"That's yours," translated Charley's father, to Charley. "We men sleep on those hides, I suppose."

While eating, Charley began to prickle, and shrugging his shoulders politely scratched. His partners were doing the same, and Mr. Grigsby laughed.

"Fleas!" he grunted. "That's all. Got to expect them. Otherwise we're lucky."

Fleas? There were millions of them! They hopped even over the food; but Charley was so hungry that he couldn't stop for that. He scratched and ate.

Darkness descended early in the jungle. Maria and Francisco said that they'd all start up-river again at daybreak, or five o'clock, so it behooved the party to get to bed. Charley took one stroll, after supper, into the village, sight-seeing. The village was a-riot with noise. The natives were beginning a dance, to the light of torches, on the grass, for the entertainment of the visitors. Tom-toms whanged, flutes screeched, people cheered, and a number of the gold seekers were acting like rowdies. It was a wild scene, amidst flaring torches; but Charley thought best to beat a retreat to the safety of the hut.

With his clothes on he clambered into his hammock. His father and Mr. Grigsby lay on the pile of hides. Where the family slept could not be found out; Maria and Francisco slept in the boat, to guard the baggage.

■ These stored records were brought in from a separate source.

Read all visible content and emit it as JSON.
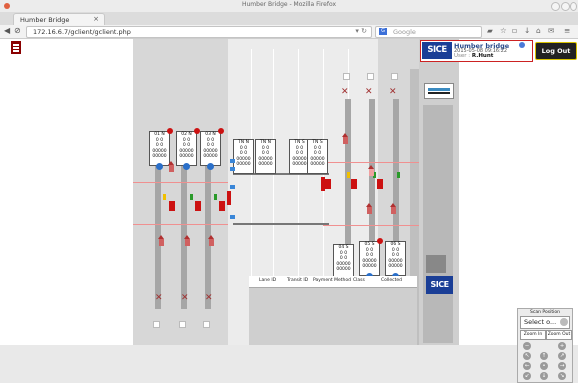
{
  "browser": {
    "window_title": "Humber Bridge - Mozilla Firefox",
    "tab_label": "Humber Bridge",
    "new_tab_icon": "plus-icon",
    "url": "172.16.6.7/gclient/gclient.php",
    "search_placeholder": "Google",
    "search_engine_letter": "G"
  },
  "header": {
    "logo_text": "SICE",
    "site_name": "Humber bridge",
    "date": "2015-05-08 09:16:22",
    "user_label": "User :",
    "user_name": "R.Hunt",
    "logout_label": "Log Out"
  },
  "booths_top": [
    {
      "id": "01 N",
      "l2": "0  0",
      "l3": "0  0",
      "l4": "00000",
      "l5": "00000"
    },
    {
      "id": "02 N",
      "l2": "0  0",
      "l3": "0  0",
      "l4": "00000",
      "l5": "00000"
    },
    {
      "id": "03 N",
      "l2": "0  0",
      "l3": "0  0",
      "l4": "00000",
      "l5": "00000"
    }
  ],
  "booths_mid": [
    {
      "id": "TN N",
      "l2": "0  0",
      "l3": "0  0",
      "l4": "00000",
      "l5": "00000"
    },
    {
      "id": "TN N",
      "l2": "0  0",
      "l3": "0  0",
      "l4": "00000",
      "l5": "00000"
    },
    {
      "id": "TN S",
      "l2": "0  0",
      "l3": "0  0",
      "l4": "00000",
      "l5": "00000"
    },
    {
      "id": "TN S",
      "l2": "0  0",
      "l3": "0  0",
      "l4": "00000",
      "l5": "00000"
    }
  ],
  "booths_bottom": [
    {
      "id": "04 S",
      "l2": "0  0",
      "l3": "0  0",
      "l4": "00000",
      "l5": "00000"
    },
    {
      "id": "05 S",
      "l2": "0  0",
      "l3": "0  0",
      "l4": "00000",
      "l5": "00000"
    },
    {
      "id": "06 S",
      "l2": "0  0",
      "l3": "0  0",
      "l4": "00000",
      "l5": "00000"
    }
  ],
  "table": {
    "columns": [
      "Lane ID",
      "Transit ID",
      "Payment Method",
      "Class",
      "Collected"
    ]
  },
  "zoom_panel": {
    "title": "Scan Position",
    "select_value": "Select o...",
    "zoom_in": "Zoom In",
    "zoom_out": "Zoom Out"
  },
  "colors": {
    "brand": "#1a3e96",
    "alert_red": "#cc1111",
    "logout_border": "#d9c200"
  }
}
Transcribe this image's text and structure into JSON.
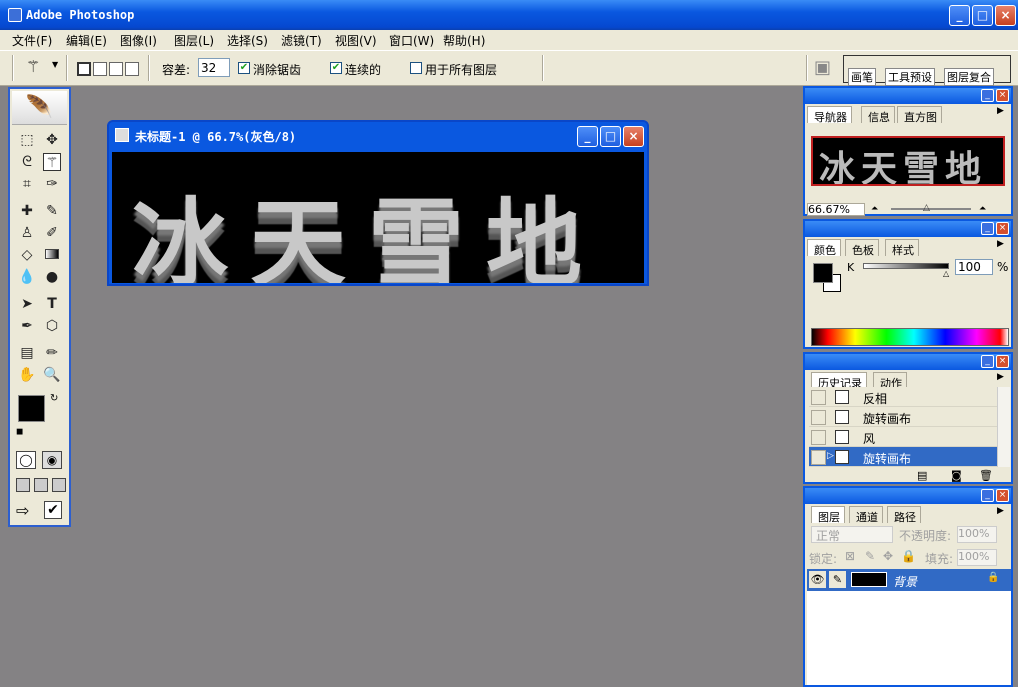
{
  "app": {
    "title": "Adobe Photoshop"
  },
  "menu": [
    "文件(F)",
    "编辑(E)",
    "图像(I)",
    "图层(L)",
    "选择(S)",
    "滤镜(T)",
    "视图(V)",
    "窗口(W)",
    "帮助(H)"
  ],
  "options": {
    "tolerance_label": "容差:",
    "tolerance_value": "32",
    "anti_alias": "消除锯齿",
    "contiguous": "连续的",
    "all_layers": "用于所有图层"
  },
  "palette_well": [
    "画笔",
    "工具预设",
    "图层复合"
  ],
  "document": {
    "title": "未标题-1 @ 66.7%(灰色/8)",
    "canvas_text": "冰天雪地"
  },
  "navigator": {
    "tabs": [
      "导航器",
      "信息",
      "直方图"
    ],
    "thumb_text": "冰天雪地",
    "zoom": "66.67%"
  },
  "color": {
    "tabs": [
      "颜色",
      "色板",
      "样式"
    ],
    "channel": "K",
    "value": "100",
    "unit": "%"
  },
  "history": {
    "tabs": [
      "历史记录",
      "动作"
    ],
    "items": [
      "反相",
      "旋转画布",
      "风",
      "旋转画布"
    ],
    "selected_index": 3
  },
  "layers": {
    "tabs": [
      "图层",
      "通道",
      "路径"
    ],
    "blend_mode": "正常",
    "opacity_label": "不透明度:",
    "opacity_value": "100%",
    "lock_label": "锁定:",
    "fill_label": "填充:",
    "fill_value": "100%",
    "layer_name": "背景"
  },
  "colors": {
    "titlebar": "#0a58e0",
    "face": "#ece9d8",
    "workspace": "#848284",
    "selection": "#316ac5"
  }
}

Half the night the uproar in the village continued, but this did not bother Charley as much as the fleas did. They accompanied him into his hammock, and were busy every minute, it seemed to him. And judging by the sounds from his father and Mr. Grigsby, there were fleas enough to go around, with some to spare!

Charley thought that he had just fallen asleep, when he was awakened by a tremendous roar. The hut was shaking, his hammock trembled, and the world seemed ablaze. He half sat up, staring about him. Oh, a thunder-storm! But what a storm! The storm that had caught him in the boat aboard ship was only a shower, compared with this storm in the tropical jungle. The rain was falling in a solid mass as if poured from a gigantic bucket, while the red lightning blazed without a pause. There was no wind; it was the weight of the water that made the hut tremble—of rain drumming so steadily that even the thunder was scarcely noticeable.

The interior of the hut was constantly light. He saw his father and Mr. Grigsby also sitting up—and on the floor the water was running an inch deep.

"Stay where you are, Charley," bade his father. "You're all right. We can't do better."

That was so; and so long as his father and Mr. Grigsby were not frightened, Charley determined that he need not be, either. So he lay, high and pretty dry (the rain beat through the thatch in a thin mist), and wondered where all that water came from. He also wondered how Maria and Francisco were faring. But probably they knew how to take care of themselves, because they lived down here.

The storm passed; on a sudden the rain stopped, the lightning died away; and Charley fell asleep in earnest.

When he awakened the hut was pink with morning. His father was standing in the doorway, looking out; Mr. Grigsby was gone. His father turned, as Charley stirred; and said:

"Hello. Ready to start?"

"Yes. Is it time?"

"High time. We overslept a little. You'd better tumble out. There's some coffee on the table, waiting for you. Drink it, and we'll go on and finish breakfast in the boat."

Out piled Charley, hastily swallowed a cup of coffee, and was ready—all but washing, which he determined he could do at the river. He was stiff and flea-bitten, but otherwise felt all right.

He followed his tall father out into the fresh morning. Everything was dripping and soggy, but the sun was going to shine, and dry the world off. Together they trudged through the wetness, into the village. Other gold seekers were trooping down to the river, and the villagers, yawning and weary-eyed after the dance, were watching them, and collecting money due for entertainment.

Mr. Grigsby was standing on the river bank, leaning on his rifle and gazing about rather puzzled, while canoe after canoe was pushing off.

"No hurry," he spoke, when Charley and Mr. Adams arrived in haste. "Save your breath."

"Why's that?" asked Mr. Adams, sharply.

"Our canoe's gone, and so are our boatmen!"